» **Task description**
Return, from the lines below, each one that includes the word "JSON".

□ □ □ □ □

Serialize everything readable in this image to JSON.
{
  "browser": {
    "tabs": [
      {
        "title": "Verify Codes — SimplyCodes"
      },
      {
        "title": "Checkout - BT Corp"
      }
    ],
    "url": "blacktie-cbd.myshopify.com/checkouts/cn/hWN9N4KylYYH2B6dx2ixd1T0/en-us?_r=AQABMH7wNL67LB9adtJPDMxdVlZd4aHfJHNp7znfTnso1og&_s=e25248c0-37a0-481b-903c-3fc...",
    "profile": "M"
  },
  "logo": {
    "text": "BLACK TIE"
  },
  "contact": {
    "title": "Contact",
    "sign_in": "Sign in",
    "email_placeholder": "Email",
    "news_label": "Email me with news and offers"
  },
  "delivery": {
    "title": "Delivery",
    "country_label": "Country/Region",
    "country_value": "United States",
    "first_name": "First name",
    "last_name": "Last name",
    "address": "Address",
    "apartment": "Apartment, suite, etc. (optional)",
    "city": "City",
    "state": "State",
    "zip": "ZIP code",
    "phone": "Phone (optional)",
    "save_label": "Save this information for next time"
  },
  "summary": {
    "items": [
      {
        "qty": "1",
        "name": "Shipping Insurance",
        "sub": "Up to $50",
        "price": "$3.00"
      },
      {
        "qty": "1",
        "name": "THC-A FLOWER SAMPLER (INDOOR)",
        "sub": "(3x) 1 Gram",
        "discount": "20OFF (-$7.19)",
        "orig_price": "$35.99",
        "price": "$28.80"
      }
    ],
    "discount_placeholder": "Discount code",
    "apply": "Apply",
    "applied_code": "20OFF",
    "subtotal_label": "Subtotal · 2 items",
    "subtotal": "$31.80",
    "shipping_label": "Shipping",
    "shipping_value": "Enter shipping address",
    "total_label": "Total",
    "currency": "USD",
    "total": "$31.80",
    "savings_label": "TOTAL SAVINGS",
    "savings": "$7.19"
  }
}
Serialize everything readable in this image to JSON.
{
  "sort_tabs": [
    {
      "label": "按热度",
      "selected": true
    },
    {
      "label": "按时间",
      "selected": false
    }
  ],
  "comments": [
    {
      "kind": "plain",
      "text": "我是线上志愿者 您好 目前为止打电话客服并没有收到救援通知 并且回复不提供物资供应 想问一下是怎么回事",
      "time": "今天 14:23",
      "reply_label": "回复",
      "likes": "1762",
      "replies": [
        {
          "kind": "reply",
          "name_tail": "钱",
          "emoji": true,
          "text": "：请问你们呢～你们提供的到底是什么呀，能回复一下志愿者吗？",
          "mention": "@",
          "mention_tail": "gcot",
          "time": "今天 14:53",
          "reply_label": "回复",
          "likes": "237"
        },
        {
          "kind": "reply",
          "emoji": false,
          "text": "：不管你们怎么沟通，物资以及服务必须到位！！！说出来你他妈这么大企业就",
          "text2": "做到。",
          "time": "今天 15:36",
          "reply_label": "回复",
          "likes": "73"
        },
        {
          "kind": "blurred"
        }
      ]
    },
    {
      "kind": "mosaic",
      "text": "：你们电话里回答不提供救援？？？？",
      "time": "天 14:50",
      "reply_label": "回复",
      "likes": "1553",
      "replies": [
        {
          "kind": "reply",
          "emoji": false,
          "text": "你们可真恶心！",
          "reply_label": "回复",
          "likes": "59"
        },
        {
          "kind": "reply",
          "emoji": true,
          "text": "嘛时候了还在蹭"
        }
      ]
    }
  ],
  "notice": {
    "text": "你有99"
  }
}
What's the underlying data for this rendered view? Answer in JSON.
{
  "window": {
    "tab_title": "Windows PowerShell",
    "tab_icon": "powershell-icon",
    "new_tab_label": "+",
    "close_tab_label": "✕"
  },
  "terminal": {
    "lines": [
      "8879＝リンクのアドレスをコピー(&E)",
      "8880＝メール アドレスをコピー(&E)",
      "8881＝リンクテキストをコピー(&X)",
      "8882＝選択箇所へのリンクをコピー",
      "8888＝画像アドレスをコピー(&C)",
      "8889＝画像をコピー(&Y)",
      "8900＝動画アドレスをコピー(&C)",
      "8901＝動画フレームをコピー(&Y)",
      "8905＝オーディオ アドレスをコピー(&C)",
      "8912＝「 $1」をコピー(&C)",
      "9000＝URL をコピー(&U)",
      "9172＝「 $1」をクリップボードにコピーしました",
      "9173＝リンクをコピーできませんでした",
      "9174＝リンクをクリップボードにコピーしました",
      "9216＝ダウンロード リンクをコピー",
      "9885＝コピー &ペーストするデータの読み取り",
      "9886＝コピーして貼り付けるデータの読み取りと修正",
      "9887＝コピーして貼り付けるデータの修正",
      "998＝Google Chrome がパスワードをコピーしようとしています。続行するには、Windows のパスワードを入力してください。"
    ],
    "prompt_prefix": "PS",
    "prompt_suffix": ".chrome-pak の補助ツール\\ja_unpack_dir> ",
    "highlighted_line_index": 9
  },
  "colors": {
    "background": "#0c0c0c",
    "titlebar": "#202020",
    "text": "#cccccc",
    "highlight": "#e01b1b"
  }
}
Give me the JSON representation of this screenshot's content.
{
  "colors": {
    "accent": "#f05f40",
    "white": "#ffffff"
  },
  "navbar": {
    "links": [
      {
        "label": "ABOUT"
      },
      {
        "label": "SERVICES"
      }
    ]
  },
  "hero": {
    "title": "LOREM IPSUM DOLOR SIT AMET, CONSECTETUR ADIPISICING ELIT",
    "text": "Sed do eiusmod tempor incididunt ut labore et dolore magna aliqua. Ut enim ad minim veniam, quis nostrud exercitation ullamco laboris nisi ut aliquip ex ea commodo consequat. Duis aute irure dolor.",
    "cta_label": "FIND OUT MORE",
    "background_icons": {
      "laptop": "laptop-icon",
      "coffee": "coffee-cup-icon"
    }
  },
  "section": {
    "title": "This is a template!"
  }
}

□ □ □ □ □

» **Exercise answer**
Serialize everything readable in this image to JSON.
Serialize everything readable in this image to JSON.
What's the underlying data for this rendered view? Answer in JSON.
Give me the JSON representation of this screenshot's content.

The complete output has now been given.